GLOSSARY - PRODUCT TYPE
Grille - Louvered or perforated covering for an opening in an air passage which can be located in a wall, ceiling, or floor.
Register - A combination grille and damper assembly over an air opening
Diffuser - Circular, square, rectangular, or linear air-distribution outlet, generally located in the ceiling, and composed of deflecting members discharging supply air in various directions and planes and arranged to promote mixing of primary air with secondary.
Linears - Custom extruded aluminum grilles and diffusers designed for efficient air distribution and architectural requirements. Used for variable air volume systems and often for a continuous length.
Access Doors - A door or panel to provide entry to ducting for inspection, repair, or service of HVAC systems.
GRD - Grilles, registers and diffusers.
GRD Accessories - Accessories for grilles, registers and diffusers, such as blankets, screws or dampers.
Dampers - Element inserted into an air-distribution system or element of an air-distribution system permitting modification of the air resistance of the system and consequently changing the airflow rate or shutting off the airflow.
Outside Air Louvers - Device consisting of an assembly of parallel sloping vanes, intended to permit the passage of air while providing a measure of protection against environmental influences.
GLOSSARY - LOCATION
Sheet Rock/Hard Lid - Fixed ceiling, commonly constructed with drywall.
Exposed Ceiling - A ceiling in which the structural and mechanical systems are left exposed, either in their natural state or painted.
Duct Mount/Spiral - Exposed duct design, generally consisting of galvanized spiral pipe, where diffuser or grille is mounted directly onto the spiral pipe.
LinearsT-Bar/Lay-in - A suspended ceiling grid system, typically 2’x2’, that consists of a lightweight frame and removable panels.
Door - For door, partition or other transfer air application.
Floor - For passage and direction of air from the floor.
Sidewall - For passage and direction of air from the sidewall (vertical walls connecting floor and ceiling)
Sill - For passage and direction of air from a sill (horizontal plane at the bottom of a window, exterior door frame or other structure)
GLOSSARY - FINISH
Aluminum Paint - Closely replicates a cleaned aluminum finish with the added benefits of powder coat paint. There is an additional charge for aluminum paint.
Glossy White - A bright white with a very smooth, shiny surface.
Galvanized Finish - Steel with protective zinc coating. Factory cleaned. Closely matches finish of galvanized spiral pipe.
Mill Finish - Raw, no finish. Factory cleaned.
Satin Anodized - Satin anodized aluminum extrusions are best described as a polished aluminum look. Factory cleaned. Available on products where noted. Additional charges apply.

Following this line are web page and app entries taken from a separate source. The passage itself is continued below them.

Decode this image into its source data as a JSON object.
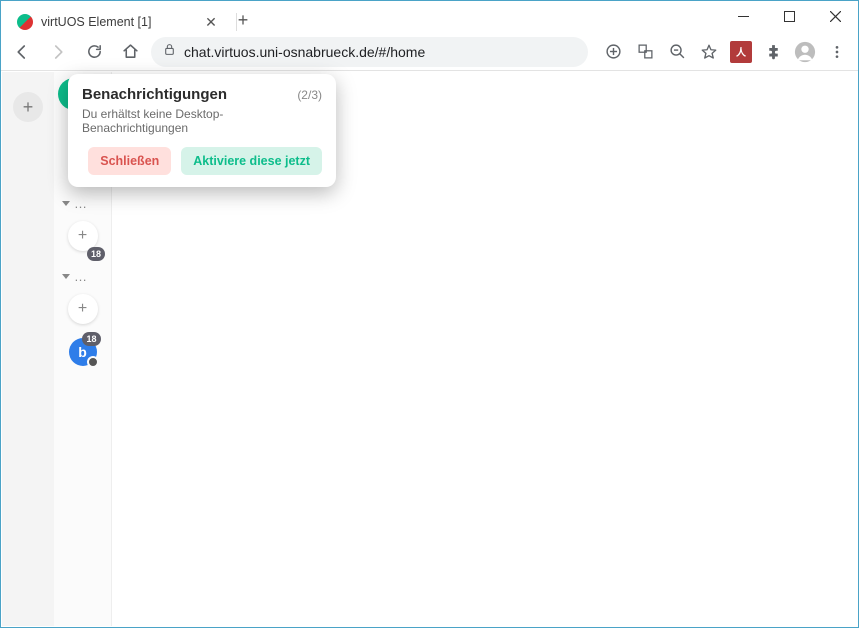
{
  "browser": {
    "tab_title": "virtUOS Element [1]",
    "url": "chat.virtuos.uni-osnabrueck.de/#/home"
  },
  "sidebar": {
    "badge1": "18",
    "badge2": "18",
    "room_letter": "b"
  },
  "toast": {
    "title": "Benachrichtigungen",
    "count": "(2/3)",
    "message": "Du erhältst keine Desktop-Benachrichtigungen",
    "close_label": "Schließen",
    "activate_label": "Aktiviere diese jetzt"
  }
}
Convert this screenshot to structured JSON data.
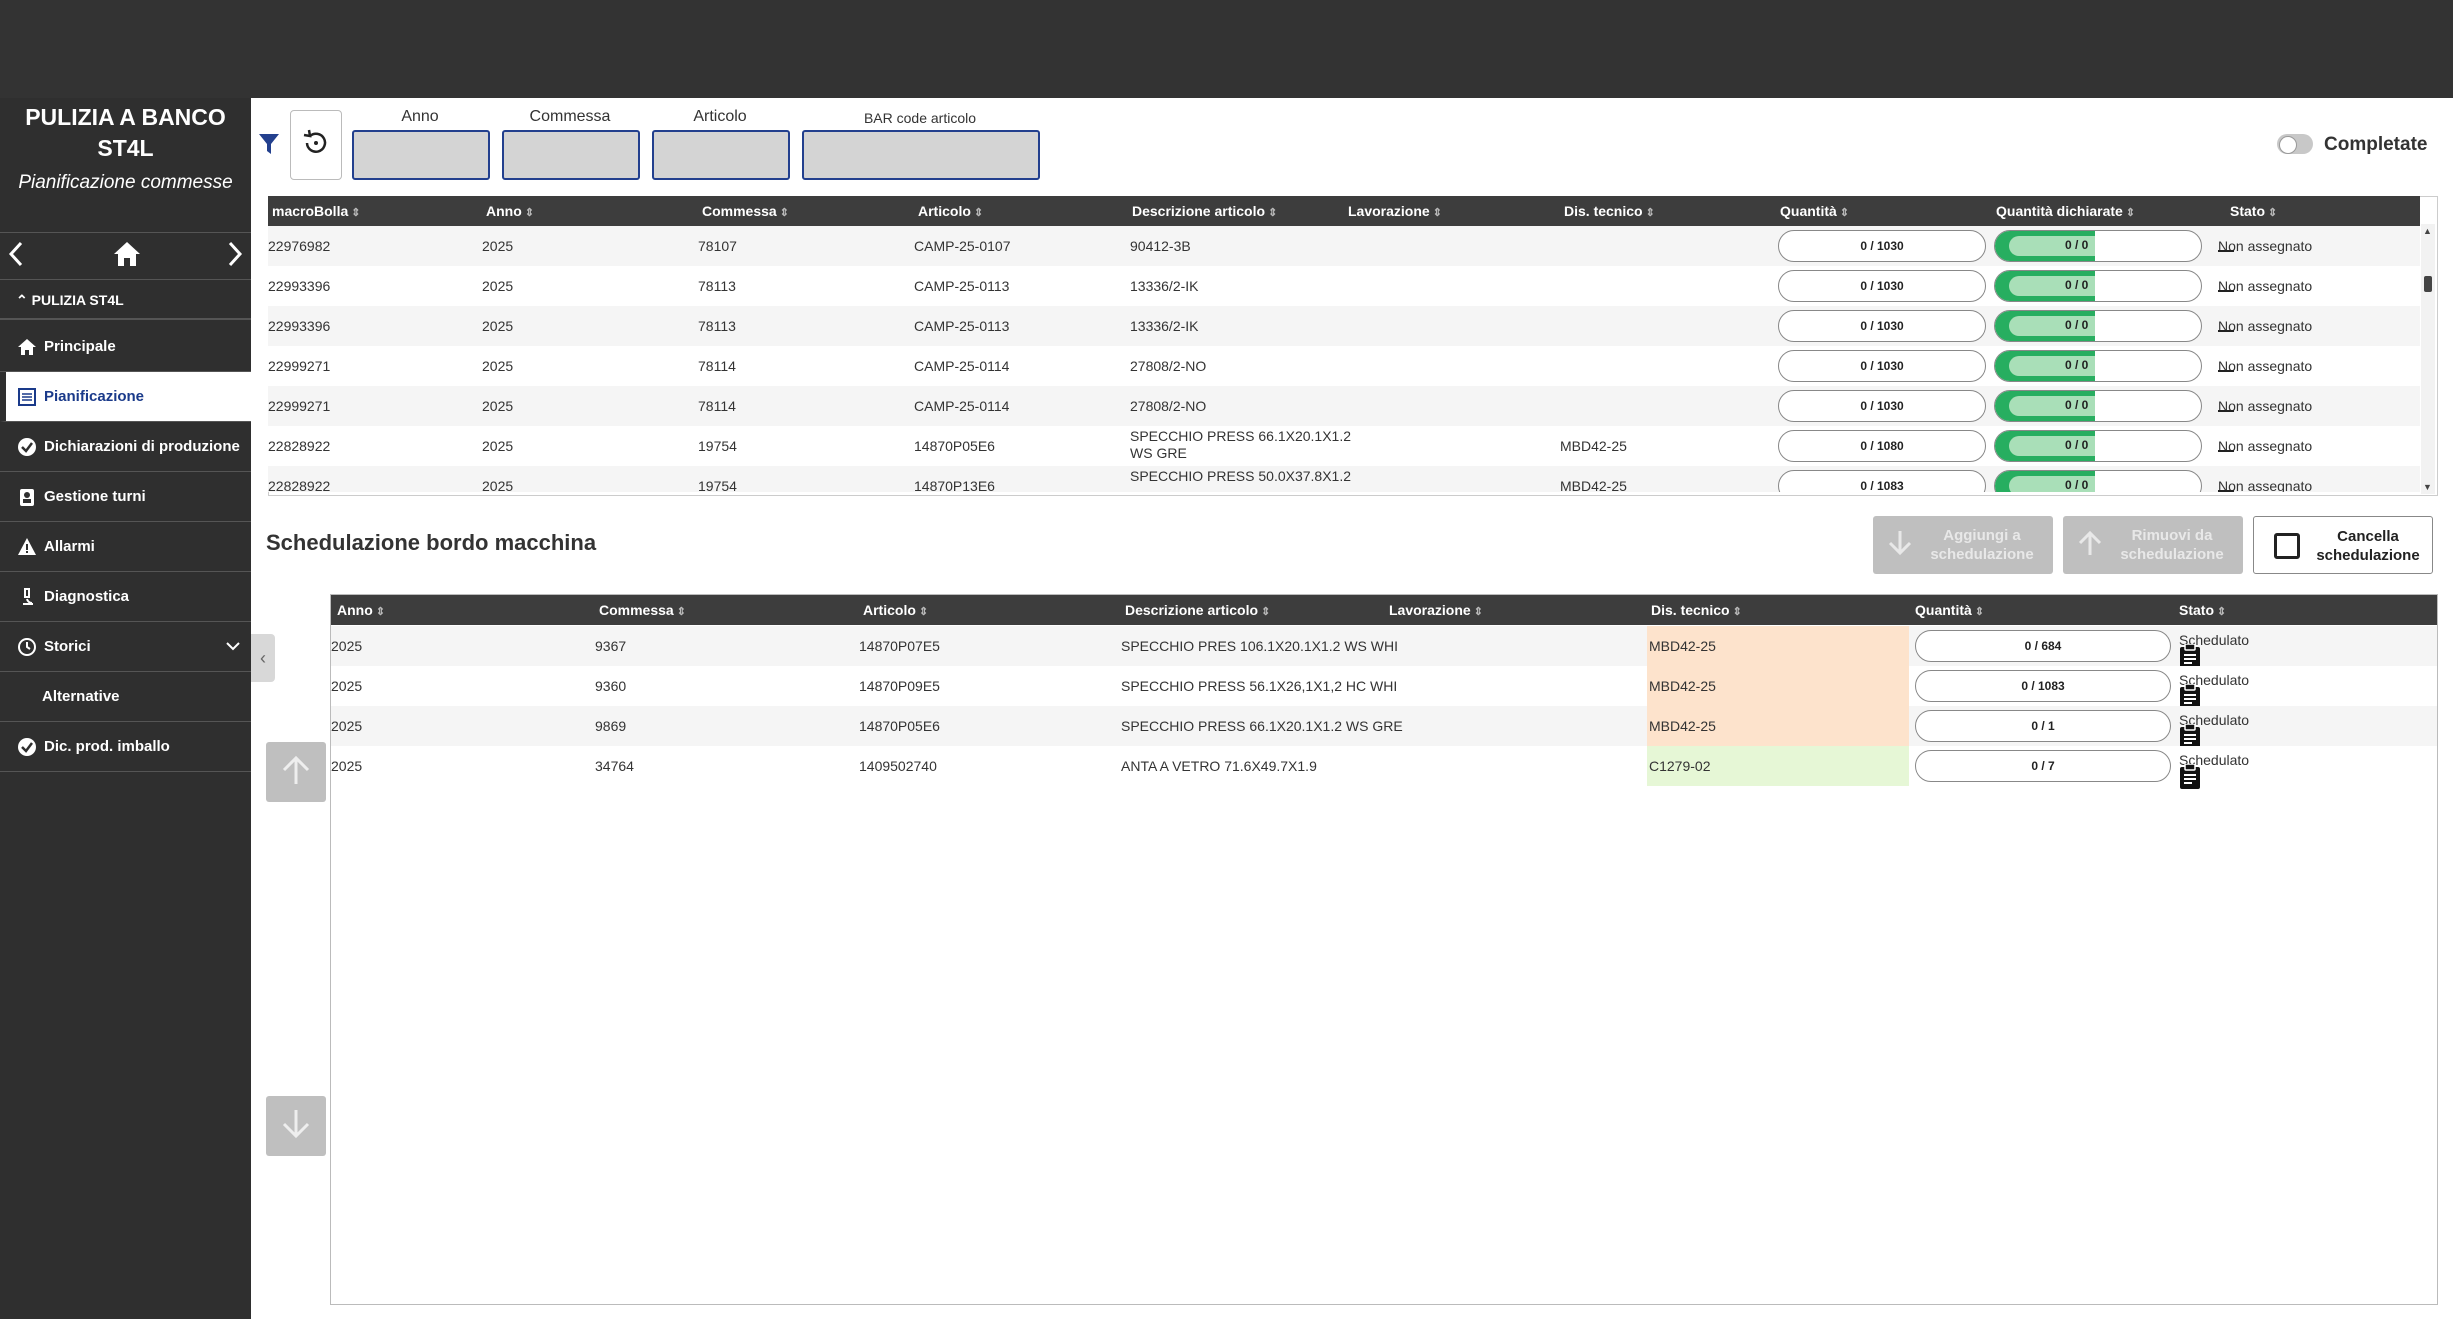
{
  "sidebar": {
    "title_line1": "PULIZIA A BANCO",
    "title_line2": "ST4L",
    "subtitle": "Pianificazione commesse",
    "group": "PULIZIA ST4L",
    "items": [
      {
        "label": "Principale"
      },
      {
        "label": "Pianificazione"
      },
      {
        "label": "Dichiarazioni di produzione"
      },
      {
        "label": "Gestione turni"
      },
      {
        "label": "Allarmi"
      },
      {
        "label": "Diagnostica"
      },
      {
        "label": "Storici"
      },
      {
        "label": "Alternative"
      },
      {
        "label": "Dic. prod. imballo"
      }
    ]
  },
  "filters": {
    "anno_label": "Anno",
    "commessa_label": "Commessa",
    "articolo_label": "Articolo",
    "barcode_label": "BAR code articolo",
    "completate_label": "Completate"
  },
  "table1": {
    "headers": [
      "macroBolla",
      "Anno",
      "Commessa",
      "Articolo",
      "Descrizione articolo",
      "Lavorazione",
      "Dis. tecnico",
      "Quantità",
      "Quantità dichiarate",
      "Stato"
    ],
    "rows": [
      {
        "macro": "22976982",
        "anno": "2025",
        "commessa": "78107",
        "articolo": "CAMP-25-0107",
        "desc1": "90412-3B",
        "desc2": "",
        "lav": "",
        "dis": "",
        "qty": "0 / 1030",
        "decl": "0 / 0",
        "stato": "Non assegnato"
      },
      {
        "macro": "22993396",
        "anno": "2025",
        "commessa": "78113",
        "articolo": "CAMP-25-0113",
        "desc1": "13336/2-IK",
        "desc2": "",
        "lav": "",
        "dis": "",
        "qty": "0 / 1030",
        "decl": "0 / 0",
        "stato": "Non assegnato"
      },
      {
        "macro": "22993396",
        "anno": "2025",
        "commessa": "78113",
        "articolo": "CAMP-25-0113",
        "desc1": "13336/2-IK",
        "desc2": "",
        "lav": "",
        "dis": "",
        "qty": "0 / 1030",
        "decl": "0 / 0",
        "stato": "Non assegnato"
      },
      {
        "macro": "22999271",
        "anno": "2025",
        "commessa": "78114",
        "articolo": "CAMP-25-0114",
        "desc1": "27808/2-NO",
        "desc2": "",
        "lav": "",
        "dis": "",
        "qty": "0 / 1030",
        "decl": "0 / 0",
        "stato": "Non assegnato"
      },
      {
        "macro": "22999271",
        "anno": "2025",
        "commessa": "78114",
        "articolo": "CAMP-25-0114",
        "desc1": "27808/2-NO",
        "desc2": "",
        "lav": "",
        "dis": "",
        "qty": "0 / 1030",
        "decl": "0 / 0",
        "stato": "Non assegnato"
      },
      {
        "macro": "22828922",
        "anno": "2025",
        "commessa": "19754",
        "articolo": "14870P05E6",
        "desc1": "SPECCHIO PRESS 66.1X20.1X1.2",
        "desc2": "WS GRE",
        "lav": "",
        "dis": "MBD42-25",
        "qty": "0 / 1080",
        "decl": "0 / 0",
        "stato": "Non assegnato"
      },
      {
        "macro": "22828922",
        "anno": "2025",
        "commessa": "19754",
        "articolo": "14870P13E6",
        "desc1": "SPECCHIO PRESS 50.0X37.8X1.2",
        "desc2": "",
        "lav": "",
        "dis": "MBD42-25",
        "qty": "0 / 1083",
        "decl": "0 / 0",
        "stato": "Non assegnato"
      }
    ]
  },
  "schedule": {
    "title": "Schedulazione bordo macchina",
    "add_label": "Aggiungi a schedulazione",
    "remove_label": "Rimuovi da schedulazione",
    "clear_label": "Cancella schedulazione",
    "headers": [
      "Anno",
      "Commessa",
      "Articolo",
      "Descrizione articolo",
      "Lavorazione",
      "Dis. tecnico",
      "Quantità",
      "Stato"
    ],
    "rows": [
      {
        "anno": "2025",
        "commessa": "9367",
        "articolo": "14870P07E5",
        "desc": "SPECCHIO PRES 106.1X20.1X1.2 WS WHI",
        "lav": "",
        "dis": "MBD42-25",
        "qty": "0 / 684",
        "stato": "Schedulato"
      },
      {
        "anno": "2025",
        "commessa": "9360",
        "articolo": "14870P09E5",
        "desc": "SPECCHIO PRESS 56.1X26,1X1,2 HC WHI",
        "lav": "",
        "dis": "MBD42-25",
        "qty": "0 / 1083",
        "stato": "Schedulato"
      },
      {
        "anno": "2025",
        "commessa": "9869",
        "articolo": "14870P05E6",
        "desc": "SPECCHIO PRESS 66.1X20.1X1.2 WS GRE",
        "lav": "",
        "dis": "MBD42-25",
        "qty": "0 / 1",
        "stato": "Schedulato"
      },
      {
        "anno": "2025",
        "commessa": "34764",
        "articolo": "1409502740",
        "desc": "ANTA A VETRO 71.6X49.7X1.9",
        "lav": "",
        "dis": "C1279-02",
        "qty": "0 / 7",
        "stato": "Schedulato"
      }
    ]
  },
  "colors": {
    "accent": "#23408e",
    "dis_orange": "#fde3cc",
    "dis_green": "#e6f7d6",
    "progress_green": "#27ae60"
  },
  "icons": [
    "chevron-left-icon",
    "home-icon",
    "chevron-right-icon",
    "filter-icon",
    "reset-icon",
    "arrow-up-icon",
    "arrow-down-icon",
    "clipboard-icon"
  ]
}
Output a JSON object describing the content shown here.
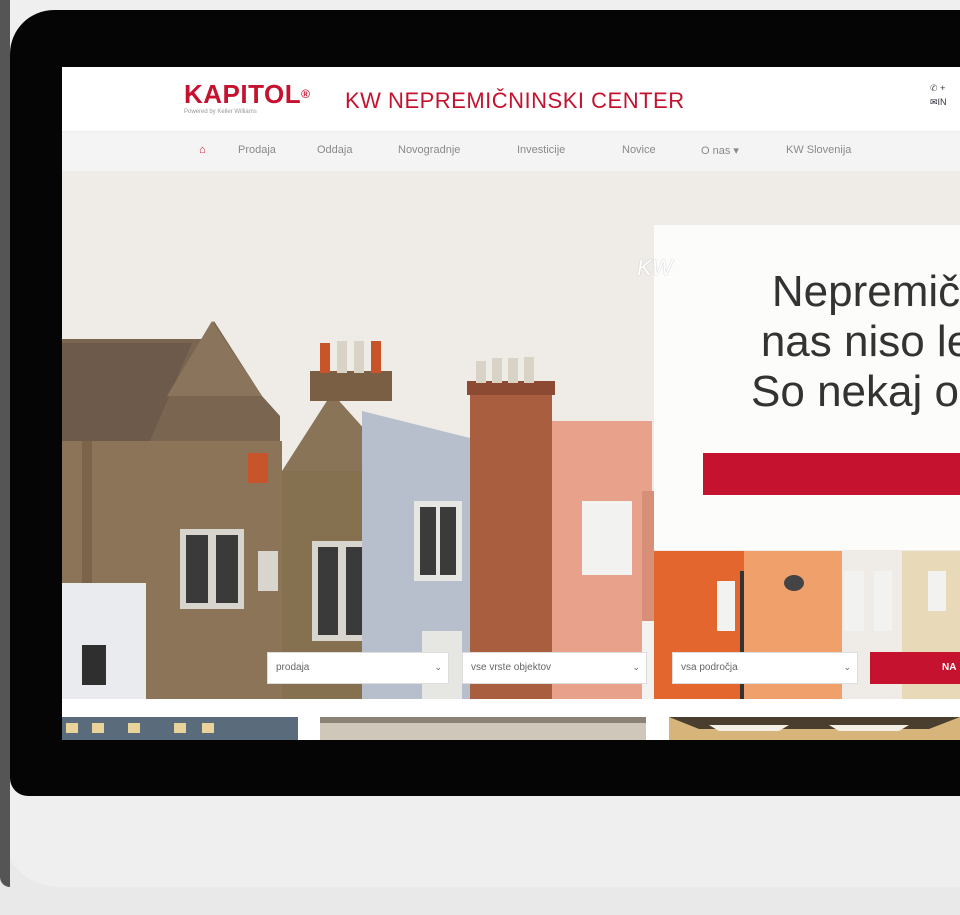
{
  "header": {
    "logo": "KAPITOL",
    "logo_reg": "®",
    "logo_sub": "Powered by Keller Williams",
    "site_title": "KW NEPREMIČNINSKI CENTER",
    "phone": "+",
    "email": "IN"
  },
  "nav": {
    "items": [
      {
        "label": "Prodaja"
      },
      {
        "label": "Oddaja"
      },
      {
        "label": "Novogradnje"
      },
      {
        "label": "Investicije"
      },
      {
        "label": "Novice"
      },
      {
        "label": "O nas ▾"
      },
      {
        "label": "KW Slovenija"
      }
    ]
  },
  "hero": {
    "kw": "KW",
    "lines": [
      "Nepremič",
      "nas niso le",
      "So nekaj os"
    ]
  },
  "search": {
    "type_value": "prodaja",
    "object_value": "vse vrste objektov",
    "area_value": "vsa področja",
    "button_label": "NA"
  },
  "colors": {
    "brand": "#c4122f",
    "nav_bg": "#f4f4f4"
  },
  "icons": {
    "home": "home-icon",
    "phone": "phone-icon",
    "mail": "mail-icon",
    "chevron": "chevron-down-icon"
  }
}
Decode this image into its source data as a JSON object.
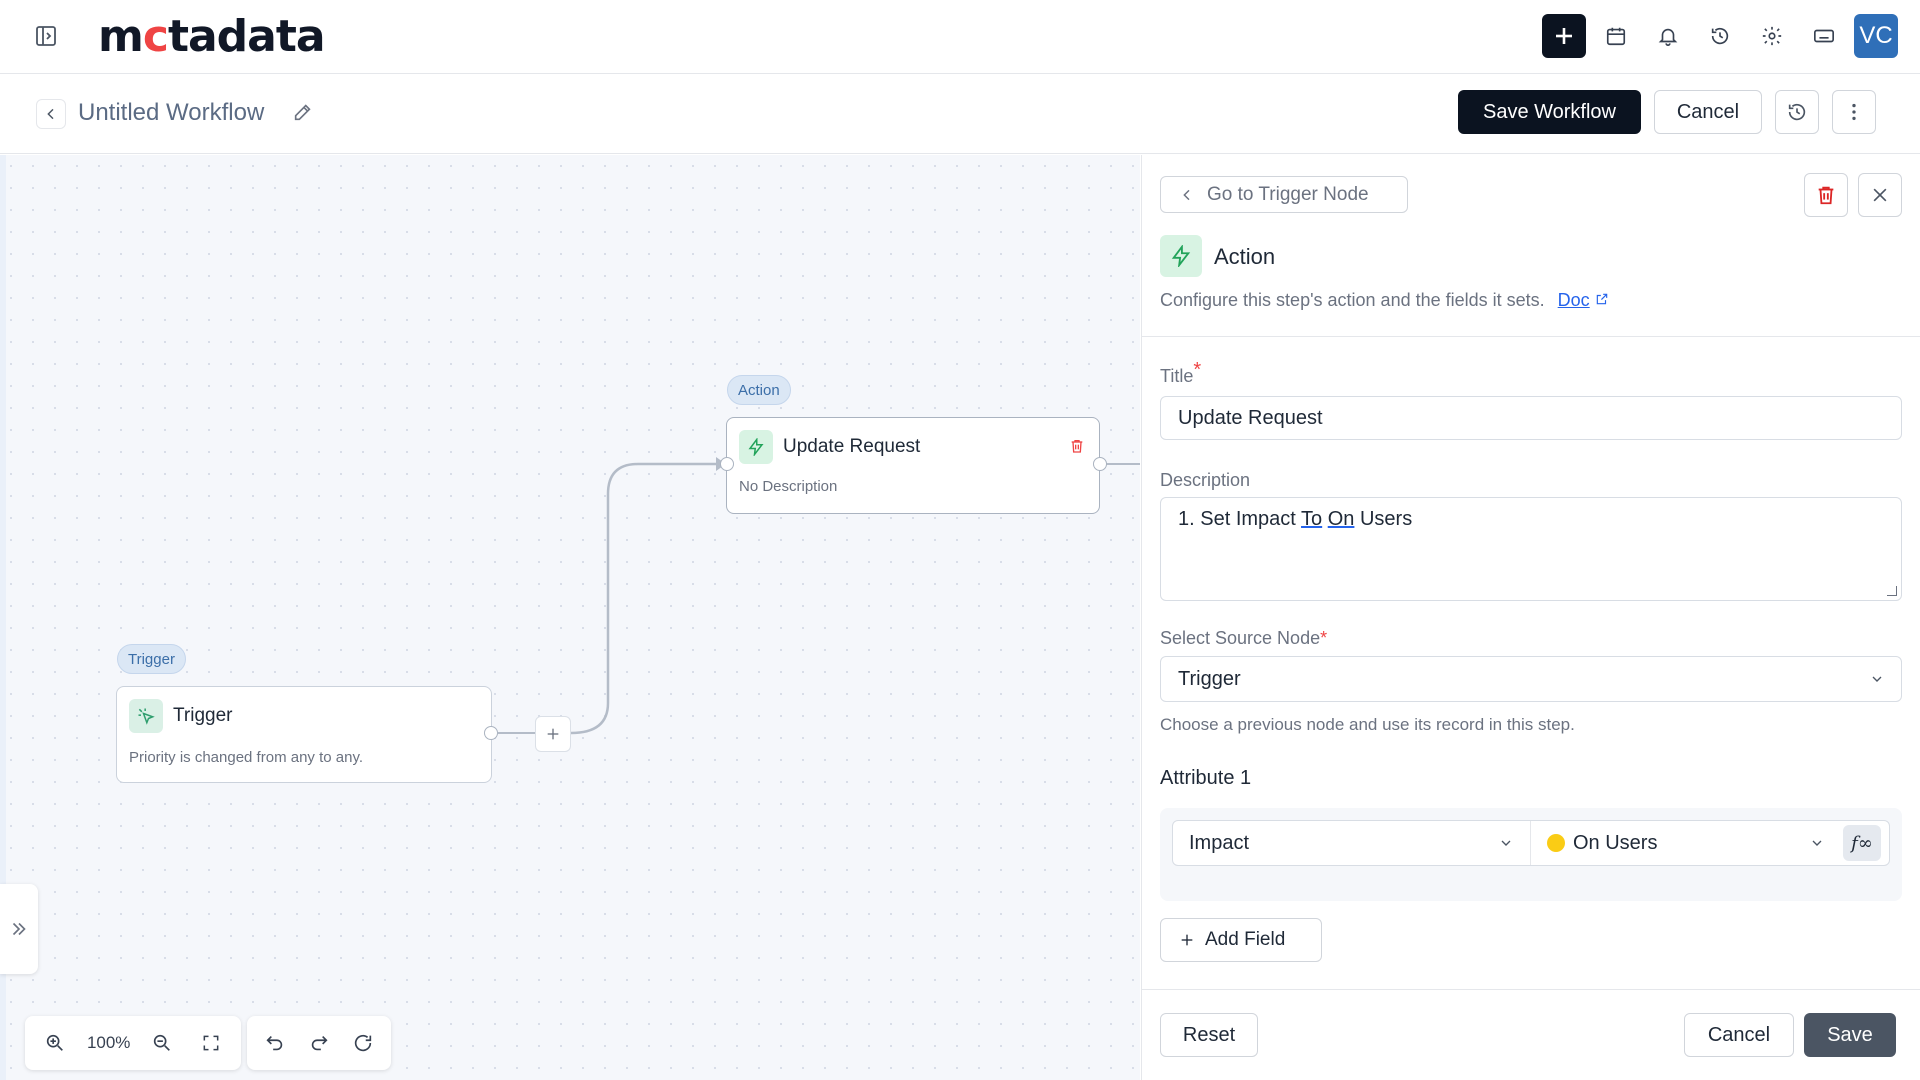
{
  "app": {
    "logo_pre": "m",
    "logo_dot": "c",
    "logo_post": "tadata",
    "avatar_initials": "VC",
    "accent": "#0b1320",
    "avatar_color": "#2f6fb8"
  },
  "topbar": {
    "icons": [
      "sidebar-toggle-icon",
      "plus-icon",
      "calendar-icon",
      "bell-icon",
      "history-icon",
      "gear-icon",
      "keyboard-icon"
    ]
  },
  "workflow": {
    "title": "Untitled Workflow",
    "save_label": "Save Workflow",
    "cancel_label": "Cancel"
  },
  "canvas": {
    "zoom": "100%",
    "trigger_node": {
      "badge": "Trigger",
      "title": "Trigger",
      "description": "Priority is changed from any to any."
    },
    "action_node": {
      "badge": "Action",
      "title": "Update Request",
      "description": "No Description"
    }
  },
  "panel": {
    "goto_label": "Go to Trigger Node",
    "heading": "Action",
    "subtitle": "Configure this step's action and the fields it sets.",
    "doc_label": "Doc",
    "title_label": "Title",
    "title_value": "Update Request",
    "description_label": "Description",
    "description_parts": [
      "1. Set Impact ",
      "To",
      " ",
      "On",
      " Users"
    ],
    "source_label": "Select Source Node",
    "source_value": "Trigger",
    "source_hint": "Choose a previous node and use its record in this step.",
    "attribute_label": "Attribute 1",
    "attribute_field": "Impact",
    "attribute_value": "On Users",
    "attribute_value_color": "#facc15",
    "fx_label": "f∞",
    "add_field_label": "Add Field",
    "reset_label": "Reset",
    "cancel_label": "Cancel",
    "save_label": "Save"
  }
}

Standard Colors (Powder Coat Paint) - Shoemaker uses a baked on textured polyester powder coat paint with a rust-resistant prohibitive pre-coat. Powder coat paint is an extremely durable finish and holds up well to the stress of shipping, installation, general wear and aging. This finish resists the peeling, cracking, chipping, fading and other problems associated with e-dip and other painting methods. Powder coat paint also serves as an excellent primer when final paint color is applied in the field. Shoemaker standard colors are Soft White and Driftwood Tan. or Rust resistant pre-coat with durable powder coat paint finish in Soft White or Driftwood Tan. No extra charge.
Designer Colors - Rust resistant pre-coat with durable powder coat paint finish available in custom colors. Additional charges apply. Shoemaker has seven colors that are optional an most products. The colors are: Almond, Navajo White, Vanilla, Coffee Tan, Camaro Silver, Bronze, and Black Velvet. Paint samples available upon request.
GLOSSARY - OPTIONS
Opposed Blade Damper - A damper where the blades move in pairs towards each other. Watch a video to see the difference between an opposed blade damper (OBD) and a multi-shutter damper.
Multi-Shutter Damper - A damper where the blades move in parallel with each other. Watch a video to see the difference between an opposed blade damper (OBD) and a multi-shutter damper.